This is not just an arbitrary statement. I actually modified Joe Simons Greasemonkey hack to make sure that as soon as my Facebook page loads all appearances of the word “friend” will be changed to “contact”. You can get the userscript here. (requires the Firefox browser & the Greasemonkey plugin)
- I hereby declare that any obscure “contact” request I get from now on will be kindly forwarded to this post. You can do the same, here’s a “short” url:
(You can Tweet it too!)
- To allow my echo-chamber to be further invaded I have started a Twitter* (@mushon/opposition*) list of people I often disagree with on a political, ideological, philosophical, whatever level. It’s just a start and it’s not easy, I am sure it will soon be extended. I encourage you to do the same and maybe post a link to your Twitter list on the comments I would love to follow some of your opposition myself. (the enemy of my enemy is my friend contact)
*EDIT (May 7, 2010): This list is now deleted. The idea has spiraled off a pretty unexpected/confusing/inspiring exchange between Adam Greenfield and myself, read about it on my following post: Engagement is Everything, a dialogue
- More suggestions are welcomed (please comment / trackback)
*Speaking of Twitter, I think the term “following” is pretty straight forward. I also find its asymmetrical relationships more appealing.
Stan, poke your grandma!
And please, if you enjoyed this don’t “friend” me on Facebook, but you can definitely follow me on Twitter.
People: Mushon Zer-Aviv
Research: Middle East, Open Culture

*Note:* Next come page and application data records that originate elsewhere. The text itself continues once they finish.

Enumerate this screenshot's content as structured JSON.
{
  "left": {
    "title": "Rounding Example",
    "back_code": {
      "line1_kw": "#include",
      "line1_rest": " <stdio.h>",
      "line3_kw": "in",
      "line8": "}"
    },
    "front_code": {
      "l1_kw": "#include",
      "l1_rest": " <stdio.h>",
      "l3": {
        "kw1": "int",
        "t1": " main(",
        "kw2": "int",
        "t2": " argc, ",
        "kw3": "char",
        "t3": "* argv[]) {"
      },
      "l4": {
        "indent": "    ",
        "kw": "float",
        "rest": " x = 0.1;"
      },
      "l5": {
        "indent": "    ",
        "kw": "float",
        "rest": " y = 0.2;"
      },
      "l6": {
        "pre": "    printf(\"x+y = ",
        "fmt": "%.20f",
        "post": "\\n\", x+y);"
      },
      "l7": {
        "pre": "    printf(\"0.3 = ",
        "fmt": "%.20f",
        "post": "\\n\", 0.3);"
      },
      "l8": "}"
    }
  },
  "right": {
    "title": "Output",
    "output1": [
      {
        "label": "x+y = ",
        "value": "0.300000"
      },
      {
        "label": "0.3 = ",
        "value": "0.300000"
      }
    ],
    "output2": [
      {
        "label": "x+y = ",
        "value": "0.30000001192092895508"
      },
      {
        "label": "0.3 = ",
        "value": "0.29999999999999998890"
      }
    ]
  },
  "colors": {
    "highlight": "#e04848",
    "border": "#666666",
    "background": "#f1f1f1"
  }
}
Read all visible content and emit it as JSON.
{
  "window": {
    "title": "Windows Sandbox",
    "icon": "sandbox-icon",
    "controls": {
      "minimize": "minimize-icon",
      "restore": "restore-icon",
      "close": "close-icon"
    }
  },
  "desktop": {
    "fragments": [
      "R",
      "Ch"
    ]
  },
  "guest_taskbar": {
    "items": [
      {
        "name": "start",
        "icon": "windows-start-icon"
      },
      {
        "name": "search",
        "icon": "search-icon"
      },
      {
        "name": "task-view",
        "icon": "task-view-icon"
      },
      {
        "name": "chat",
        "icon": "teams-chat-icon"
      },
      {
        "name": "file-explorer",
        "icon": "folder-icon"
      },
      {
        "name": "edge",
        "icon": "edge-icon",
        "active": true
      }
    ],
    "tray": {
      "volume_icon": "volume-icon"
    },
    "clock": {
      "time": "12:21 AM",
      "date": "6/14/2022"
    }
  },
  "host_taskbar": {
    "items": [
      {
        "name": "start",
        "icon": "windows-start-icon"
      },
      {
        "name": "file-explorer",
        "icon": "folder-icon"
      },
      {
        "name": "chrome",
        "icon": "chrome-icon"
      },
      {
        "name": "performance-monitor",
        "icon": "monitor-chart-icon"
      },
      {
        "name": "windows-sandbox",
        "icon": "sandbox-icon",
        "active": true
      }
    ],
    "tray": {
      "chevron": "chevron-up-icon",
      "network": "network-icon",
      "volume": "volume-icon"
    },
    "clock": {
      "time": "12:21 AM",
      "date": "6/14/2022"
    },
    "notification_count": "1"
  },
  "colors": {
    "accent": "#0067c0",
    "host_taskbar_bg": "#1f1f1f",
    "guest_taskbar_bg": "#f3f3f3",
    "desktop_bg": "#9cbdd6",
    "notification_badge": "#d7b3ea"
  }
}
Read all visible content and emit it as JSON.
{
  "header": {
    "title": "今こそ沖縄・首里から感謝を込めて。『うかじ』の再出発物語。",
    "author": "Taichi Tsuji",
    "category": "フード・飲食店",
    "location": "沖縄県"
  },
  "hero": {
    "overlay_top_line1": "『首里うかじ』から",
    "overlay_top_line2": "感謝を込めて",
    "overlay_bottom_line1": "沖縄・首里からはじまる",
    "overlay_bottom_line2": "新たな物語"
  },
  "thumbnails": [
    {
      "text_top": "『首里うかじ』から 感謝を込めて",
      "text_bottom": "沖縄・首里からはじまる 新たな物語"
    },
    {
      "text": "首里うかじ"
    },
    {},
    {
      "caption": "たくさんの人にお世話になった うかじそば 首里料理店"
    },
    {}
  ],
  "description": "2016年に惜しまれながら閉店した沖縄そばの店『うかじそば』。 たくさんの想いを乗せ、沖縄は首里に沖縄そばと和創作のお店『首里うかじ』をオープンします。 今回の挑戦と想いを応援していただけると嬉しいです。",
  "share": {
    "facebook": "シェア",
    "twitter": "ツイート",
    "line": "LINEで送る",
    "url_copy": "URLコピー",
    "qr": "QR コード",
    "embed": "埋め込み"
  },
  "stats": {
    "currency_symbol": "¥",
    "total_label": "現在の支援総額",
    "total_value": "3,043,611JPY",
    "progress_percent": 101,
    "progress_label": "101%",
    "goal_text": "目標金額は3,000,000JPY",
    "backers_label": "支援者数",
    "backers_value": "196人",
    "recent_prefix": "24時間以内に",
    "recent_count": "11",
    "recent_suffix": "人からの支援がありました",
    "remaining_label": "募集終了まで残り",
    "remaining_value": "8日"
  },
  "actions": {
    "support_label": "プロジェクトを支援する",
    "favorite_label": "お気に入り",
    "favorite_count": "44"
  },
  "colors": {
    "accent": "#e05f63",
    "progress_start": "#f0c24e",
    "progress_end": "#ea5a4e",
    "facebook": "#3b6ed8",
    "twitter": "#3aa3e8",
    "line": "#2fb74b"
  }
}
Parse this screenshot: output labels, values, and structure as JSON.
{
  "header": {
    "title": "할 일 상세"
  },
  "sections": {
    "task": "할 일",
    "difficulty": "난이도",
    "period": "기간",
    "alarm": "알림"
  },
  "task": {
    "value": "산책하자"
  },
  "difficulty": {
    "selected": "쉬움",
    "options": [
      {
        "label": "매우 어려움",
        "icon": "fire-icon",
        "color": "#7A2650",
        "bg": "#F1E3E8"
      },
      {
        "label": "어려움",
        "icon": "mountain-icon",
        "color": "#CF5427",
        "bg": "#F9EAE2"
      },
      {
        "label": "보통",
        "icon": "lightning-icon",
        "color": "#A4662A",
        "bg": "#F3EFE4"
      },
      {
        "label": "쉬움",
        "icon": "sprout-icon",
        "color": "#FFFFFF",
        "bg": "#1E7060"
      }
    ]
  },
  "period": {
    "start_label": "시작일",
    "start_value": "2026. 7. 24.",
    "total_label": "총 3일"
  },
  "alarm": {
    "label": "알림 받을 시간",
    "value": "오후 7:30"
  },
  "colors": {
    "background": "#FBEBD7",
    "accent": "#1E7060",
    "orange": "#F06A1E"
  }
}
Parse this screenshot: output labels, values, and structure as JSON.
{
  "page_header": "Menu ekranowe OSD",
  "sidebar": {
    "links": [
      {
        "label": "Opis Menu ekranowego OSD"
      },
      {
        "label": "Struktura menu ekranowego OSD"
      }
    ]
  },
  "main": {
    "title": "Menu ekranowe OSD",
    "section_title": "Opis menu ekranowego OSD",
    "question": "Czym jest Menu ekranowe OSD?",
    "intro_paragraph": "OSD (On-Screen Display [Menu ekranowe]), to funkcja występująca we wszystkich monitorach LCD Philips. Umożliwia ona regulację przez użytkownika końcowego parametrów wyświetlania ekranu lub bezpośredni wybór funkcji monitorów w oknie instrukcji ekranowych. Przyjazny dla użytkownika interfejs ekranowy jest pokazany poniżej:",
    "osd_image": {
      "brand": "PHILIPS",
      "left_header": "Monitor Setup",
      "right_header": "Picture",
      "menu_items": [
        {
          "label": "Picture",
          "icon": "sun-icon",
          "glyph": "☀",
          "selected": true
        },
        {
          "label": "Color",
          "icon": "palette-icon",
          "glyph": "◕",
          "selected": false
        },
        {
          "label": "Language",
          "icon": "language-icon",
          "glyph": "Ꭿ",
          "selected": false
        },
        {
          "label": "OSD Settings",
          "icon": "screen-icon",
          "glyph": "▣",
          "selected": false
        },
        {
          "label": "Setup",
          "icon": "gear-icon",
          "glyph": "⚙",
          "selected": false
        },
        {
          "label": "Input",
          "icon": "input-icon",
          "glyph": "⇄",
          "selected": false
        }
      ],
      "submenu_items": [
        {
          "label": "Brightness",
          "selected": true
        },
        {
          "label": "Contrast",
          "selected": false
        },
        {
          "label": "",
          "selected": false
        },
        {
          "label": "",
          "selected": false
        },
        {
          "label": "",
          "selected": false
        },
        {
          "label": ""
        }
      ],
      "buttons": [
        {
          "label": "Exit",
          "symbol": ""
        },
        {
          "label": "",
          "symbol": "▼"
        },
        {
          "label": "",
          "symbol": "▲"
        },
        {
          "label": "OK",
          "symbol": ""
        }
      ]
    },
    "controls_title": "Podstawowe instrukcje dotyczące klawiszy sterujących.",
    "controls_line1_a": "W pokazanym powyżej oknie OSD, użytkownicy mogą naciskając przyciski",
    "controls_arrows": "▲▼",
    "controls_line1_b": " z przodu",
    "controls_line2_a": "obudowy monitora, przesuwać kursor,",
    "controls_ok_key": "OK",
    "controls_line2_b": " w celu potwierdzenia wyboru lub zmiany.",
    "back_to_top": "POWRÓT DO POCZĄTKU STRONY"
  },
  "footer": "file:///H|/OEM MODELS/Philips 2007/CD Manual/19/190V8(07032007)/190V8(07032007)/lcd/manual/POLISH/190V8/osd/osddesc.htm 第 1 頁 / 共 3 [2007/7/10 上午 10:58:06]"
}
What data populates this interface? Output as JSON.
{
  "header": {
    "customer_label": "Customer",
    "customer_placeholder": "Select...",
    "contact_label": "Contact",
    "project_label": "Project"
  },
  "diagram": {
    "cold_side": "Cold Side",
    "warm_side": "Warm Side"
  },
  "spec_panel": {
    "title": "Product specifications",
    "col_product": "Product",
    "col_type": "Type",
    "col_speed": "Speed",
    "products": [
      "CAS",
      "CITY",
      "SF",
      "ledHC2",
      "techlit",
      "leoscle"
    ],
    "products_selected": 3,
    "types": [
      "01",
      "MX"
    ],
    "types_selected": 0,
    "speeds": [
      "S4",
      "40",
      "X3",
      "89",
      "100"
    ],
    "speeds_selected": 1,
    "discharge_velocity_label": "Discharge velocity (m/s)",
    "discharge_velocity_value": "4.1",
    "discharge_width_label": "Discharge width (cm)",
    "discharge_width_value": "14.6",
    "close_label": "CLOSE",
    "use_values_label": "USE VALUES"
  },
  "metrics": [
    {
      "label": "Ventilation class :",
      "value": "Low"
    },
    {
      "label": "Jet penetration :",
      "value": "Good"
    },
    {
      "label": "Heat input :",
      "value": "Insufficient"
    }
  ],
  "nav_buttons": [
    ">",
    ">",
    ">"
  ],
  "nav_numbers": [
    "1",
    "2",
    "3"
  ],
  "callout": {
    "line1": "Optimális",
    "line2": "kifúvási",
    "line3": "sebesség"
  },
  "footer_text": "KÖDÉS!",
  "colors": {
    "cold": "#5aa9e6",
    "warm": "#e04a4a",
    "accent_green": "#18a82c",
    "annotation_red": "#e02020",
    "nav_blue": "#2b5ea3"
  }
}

Tags: Recommended Posts, in English, contacts, echo chamber, facebook, friends, greasemoney, hack, intimacy, politics, privacy, scaling subjectivity, social life, social media, honorary resident